(Excerpts from an interface dataset)
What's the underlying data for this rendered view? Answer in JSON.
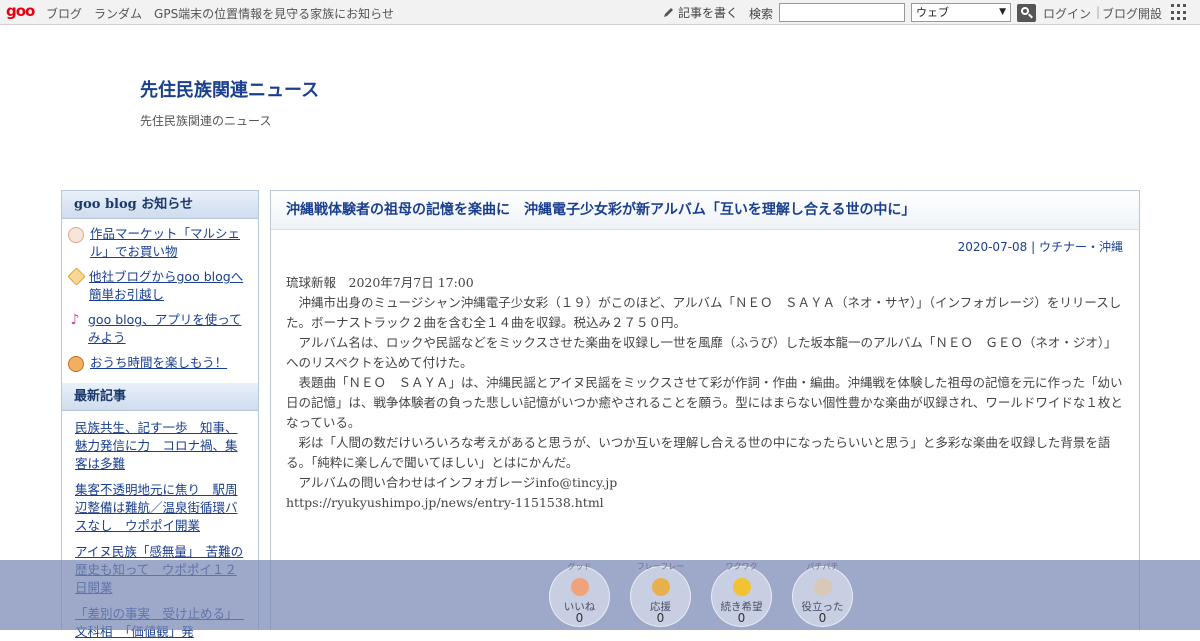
{
  "topbar": {
    "logo": "goo",
    "nav": [
      "ブログ",
      "ランダム",
      "GPS端末の位置情報を見守る家族にお知らせ"
    ],
    "write_label": "記事を書く",
    "search_label": "検索",
    "search_value": "",
    "search_scope": "ウェブ",
    "login": "ログイン",
    "open_blog": "ブログ開設"
  },
  "header": {
    "title": "先住民族関連ニュース",
    "description": "先住民族関連のニュース"
  },
  "sidebar": {
    "notice_heading": "goo blog お知らせ",
    "notices": [
      {
        "icon": "fox-icon",
        "label": "作品マーケット「マルシェル」でお買い物"
      },
      {
        "icon": "flower-icon",
        "label": "他社ブログからgoo blogへ簡単お引越し"
      },
      {
        "icon": "music-note-icon",
        "label": "goo blog、アプリを使ってみよう"
      },
      {
        "icon": "dog-icon",
        "label": "おうち時間を楽しもう！"
      }
    ],
    "recent_heading": "最新記事",
    "recent": [
      "民族共生、記す一歩　知事、魅力発信に力　コロナ禍、集客は多難",
      "集客不透明地元に焦り　駅周辺整備は難航／温泉街循環バスなし　ウポポイ開業",
      "アイヌ民族「感無量」　苦難の歴史も知って　ウポポイ１２日開業",
      "「差別の事実　受け止める」　文科相　「価値観」発"
    ]
  },
  "entry": {
    "title": "沖縄戦体験者の祖母の記憶を楽曲に　沖縄電子少女彩が新アルバム「互いを理解し合える世の中に」",
    "date": "2020-07-08",
    "meta_sep": " | ",
    "category": "ウチナー・沖縄",
    "source": "琉球新報　2020年7月7日 17:00",
    "paragraphs": [
      "沖縄市出身のミュージシャン沖縄電子少女彩（１９）がこのほど、アルバム「ＮＥＯ　ＳＡＹＡ（ネオ・サヤ）」（インフォガレージ）をリリースした。ボーナストラック２曲を含む全１４曲を収録。税込み２７５０円。",
      "アルバム名は、ロックや民謡などをミックスさせた楽曲を収録し一世を風靡（ふうび）した坂本龍一のアルバム「ＮＥＯ　ＧＥＯ（ネオ・ジオ）」へのリスペクトを込めて付けた。",
      "表題曲「ＮＥＯ　ＳＡＹＡ」は、沖縄民謡とアイヌ民謡をミックスさせて彩が作詞・作曲・編曲。沖縄戦を体験した祖母の記憶を元に作った「幼い日の記憶」は、戦争体験者の負った悲しい記憶がいつか癒やされることを願う。型にはまらない個性豊かな楽曲が収録され、ワールドワイドな１枚となっている。",
      "彩は「人間の数だけいろいろな考えがあると思うが、いつか互いを理解し合える世の中になったらいいと思う」と多彩な楽曲を収録した背景を語る。「純粋に楽しんで聞いてほしい」とはにかんだ。",
      "アルバムの問い合わせはインフォガレージinfo@tincy.jp"
    ],
    "url": "https://ryukyushimpo.jp/news/entry-1151538.html"
  },
  "reactions": [
    {
      "tag": "グッド",
      "label": "いいね",
      "count": "0",
      "icon": "thumbs-up-icon",
      "color": "#f0a27a"
    },
    {
      "tag": "フレーフレー",
      "label": "応援",
      "count": "0",
      "icon": "megaphone-icon",
      "color": "#e8b04a"
    },
    {
      "tag": "ワクワク",
      "label": "続き希望",
      "count": "0",
      "icon": "heart-eyes-icon",
      "color": "#f2c230"
    },
    {
      "tag": "パチパチ",
      "label": "役立った",
      "count": "0",
      "icon": "clap-icon",
      "color": "#d8c8b8"
    }
  ]
}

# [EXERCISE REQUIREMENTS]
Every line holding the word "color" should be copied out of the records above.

# [EXERCISE OUTPUT]
      "color": "#f0a27a"
      "color": "#e8b04a"
      "color": "#f2c230"
      "color": "#d8c8b8"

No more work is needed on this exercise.